Cindy Moran has a connection to the LSU Hilltop Arboretum that goes back some 40 years, when it was Emory Smith’s little garden and nursery. On Sunday, Moran’s garden will be one of five featured on the Friends of Hilltop Arboretum’s Spring Garden Tour II.
“Emory Smith just loved plants and loved to talk to people about them and show them to people,” said Moran, who has been gardening in Baton Rouge for at least 45 years.
In 1973, when Moran and her husband, Harry, built their home in Magnolia Woods, she decided to do the landscaping herself. So she enrolled in a residential landscaping class taught by Neil Odenwald, professor emeritus and former director of the LSU School of Landscape Architecture. It was from Odenwald that she learned about native plants.
“At that time, in the ’70s, people were not concerned with native plants,” Moran said. “Emory Smith was the one person who could find native plants. He would go to the wild areas and dig them up.”
With knowledge from Odenwald’s class, Moran made a plan for her garden.
“I like to have a plan, organization,” Moran said. “I don’t like just throwing stuff in.”
Many of her plants came from Margie Jenkins, of Jenkins Farm & Nursery, who specializes in native plants at her nursery near Amite.
“She is quite a famous person in Louisiana horticulture,” Moran said.
After working in retail nurseries, Moran opened her own nursery business, Moran’s Nursery, in 1988.
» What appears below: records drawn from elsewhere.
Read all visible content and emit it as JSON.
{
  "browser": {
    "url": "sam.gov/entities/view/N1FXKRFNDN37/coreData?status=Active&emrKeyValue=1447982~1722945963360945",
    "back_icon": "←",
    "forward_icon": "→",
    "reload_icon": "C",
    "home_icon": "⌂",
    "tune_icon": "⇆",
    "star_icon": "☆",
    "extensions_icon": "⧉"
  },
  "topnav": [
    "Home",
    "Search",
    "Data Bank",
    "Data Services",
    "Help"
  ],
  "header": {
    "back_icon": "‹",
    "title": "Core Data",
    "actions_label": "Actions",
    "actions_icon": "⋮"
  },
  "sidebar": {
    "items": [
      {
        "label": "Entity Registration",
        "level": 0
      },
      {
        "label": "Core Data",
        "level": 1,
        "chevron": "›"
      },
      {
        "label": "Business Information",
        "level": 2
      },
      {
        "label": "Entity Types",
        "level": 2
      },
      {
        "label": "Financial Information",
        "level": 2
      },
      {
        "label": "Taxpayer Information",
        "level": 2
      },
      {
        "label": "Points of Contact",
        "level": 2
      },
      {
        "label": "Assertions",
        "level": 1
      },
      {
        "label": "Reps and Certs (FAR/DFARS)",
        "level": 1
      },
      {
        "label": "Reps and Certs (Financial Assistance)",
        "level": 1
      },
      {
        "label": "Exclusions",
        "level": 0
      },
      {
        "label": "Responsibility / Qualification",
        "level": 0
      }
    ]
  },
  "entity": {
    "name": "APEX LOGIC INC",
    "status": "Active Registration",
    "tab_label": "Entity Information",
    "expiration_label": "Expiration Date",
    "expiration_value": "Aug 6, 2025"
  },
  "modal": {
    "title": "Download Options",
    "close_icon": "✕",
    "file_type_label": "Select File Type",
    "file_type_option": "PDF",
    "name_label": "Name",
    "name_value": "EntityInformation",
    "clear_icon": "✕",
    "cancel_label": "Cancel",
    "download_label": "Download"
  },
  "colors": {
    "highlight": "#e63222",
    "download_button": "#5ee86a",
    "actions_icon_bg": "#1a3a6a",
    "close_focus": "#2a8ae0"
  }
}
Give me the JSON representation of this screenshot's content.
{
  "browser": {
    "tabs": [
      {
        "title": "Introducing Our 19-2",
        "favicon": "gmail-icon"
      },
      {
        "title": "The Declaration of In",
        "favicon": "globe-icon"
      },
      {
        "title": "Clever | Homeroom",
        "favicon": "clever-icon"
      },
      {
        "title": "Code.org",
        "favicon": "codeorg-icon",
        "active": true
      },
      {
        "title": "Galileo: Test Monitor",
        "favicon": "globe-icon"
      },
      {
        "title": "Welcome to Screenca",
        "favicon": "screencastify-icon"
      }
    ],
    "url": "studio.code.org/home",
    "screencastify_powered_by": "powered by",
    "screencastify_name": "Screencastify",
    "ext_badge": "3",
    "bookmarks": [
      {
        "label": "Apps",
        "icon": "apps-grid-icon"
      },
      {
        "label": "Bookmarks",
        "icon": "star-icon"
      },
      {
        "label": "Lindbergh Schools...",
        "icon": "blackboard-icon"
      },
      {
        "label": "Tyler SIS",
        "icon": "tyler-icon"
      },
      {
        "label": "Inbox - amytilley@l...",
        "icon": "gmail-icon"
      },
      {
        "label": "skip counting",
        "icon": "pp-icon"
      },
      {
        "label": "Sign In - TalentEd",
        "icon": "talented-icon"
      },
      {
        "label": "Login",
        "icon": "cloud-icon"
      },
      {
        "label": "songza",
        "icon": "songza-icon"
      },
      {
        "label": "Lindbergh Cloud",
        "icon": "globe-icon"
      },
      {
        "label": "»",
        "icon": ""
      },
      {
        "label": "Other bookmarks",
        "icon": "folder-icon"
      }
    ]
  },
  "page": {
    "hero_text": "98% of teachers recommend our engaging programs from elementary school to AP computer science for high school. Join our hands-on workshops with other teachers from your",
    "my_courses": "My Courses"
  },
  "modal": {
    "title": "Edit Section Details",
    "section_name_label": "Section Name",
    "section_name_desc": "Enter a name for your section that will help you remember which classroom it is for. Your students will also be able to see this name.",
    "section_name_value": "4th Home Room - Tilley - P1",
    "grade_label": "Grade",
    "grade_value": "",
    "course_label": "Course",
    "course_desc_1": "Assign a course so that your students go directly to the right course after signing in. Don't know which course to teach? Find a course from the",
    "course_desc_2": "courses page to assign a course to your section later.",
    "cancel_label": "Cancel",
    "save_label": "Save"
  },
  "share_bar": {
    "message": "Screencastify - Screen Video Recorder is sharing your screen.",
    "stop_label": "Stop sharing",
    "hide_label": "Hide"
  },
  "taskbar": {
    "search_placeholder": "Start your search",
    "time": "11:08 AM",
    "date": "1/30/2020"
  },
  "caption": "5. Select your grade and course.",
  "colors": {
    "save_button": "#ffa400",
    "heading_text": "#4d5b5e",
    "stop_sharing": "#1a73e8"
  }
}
“Margie went into growing trees and shrubs. I went into growing color, flowering plants, not native,” she said.
Moran’s garden is divided into two parts, her home garden and her work-support garden. Her home garden is filled with her favorites, begonias and succulents, what she calls her hobby plants.
“Oddly enough, begonias are succulents,” she said. “Succulents are juicy plants, fleshy plants that store moisture.”
Begonias are understory plants in tropical forests. They grow on the ground under the canopy of the trees and can get as tall as 6 or 7 feet.
“In tropical forests, we usually have drought periods,” she said. “Succulents need to survive in drought.”
In her nursery support garden, Moran grows plants to sell to retailers and landscape contractors in her wholesale-only business on Jefferson Highway.
At the back of her garden is a retention pond that was built when the lot was graded before the home was built.
“The pond is an important part of the ecology of this garden,” Moran said. “It is a water source for birds and wildlife.”
Moran also has a raised test garden, where she tries things out for her commercial nursery as well as for designs she uses in floral projects as a member of the Baton Rouge Garden Club.
“In our climate, you can grow anything, but the garden has to be raised,” she said.
She is also a big fan of rainwater for plants because of the liming effect and salt in the local water.
“It contains a good bit of salt because of our saltwater intrusion,” she said.
Moran collects rainwater in a rain barrel connected to a downspout from her roof.
“People in Baton Rouge think they don’t need a rain barrel because we have so much rain,” she said, “but over a long time if you water plants with nothing but Baton Rouge water, it hurts the plants. Baton Rouge water is good for people but not so good for plants.”
As it did for many people in the area, Hurricane Gustav brought major damage to Moran’s garden, when a large cherry bark oak was struck by lightning, fell in her driveway and hit the corner of her home. She replaced the oak with a small grove of pond cypress trees and built her Gustav pergola on the driveway side of her house. Everything in the pergola is red, a color that Moran seldom uses in her garden.
“Gustav was quite a shock, but it opened a whole lot of new vistas for people who never had sun,” she said.
Moran never considered replacing the cherry bark oak with a live oak, so popular in local gardens.
“Live oaks are greedy,” she said. “I always say you can have live oaks, or you can have a garden.”
She treasures several plants she got from Emory Smith some 40 years ago. Her largest is a halesia, or silver bell tree, which blooms in the spring.
“It is supposed to be a substitute for dogwood, which we cannot grow very well because our drainage is too bad,” she said.
A holly fern at the base of a tree near her pond always reminds her of Smith.
“Emory had at his house an old cellar,” she said. “He had holly fern in that cellar with spores in the walls that would make little baby holly ferns. Emory would always say that his holly ferns supported the little nursery he had. Those were his money plants.”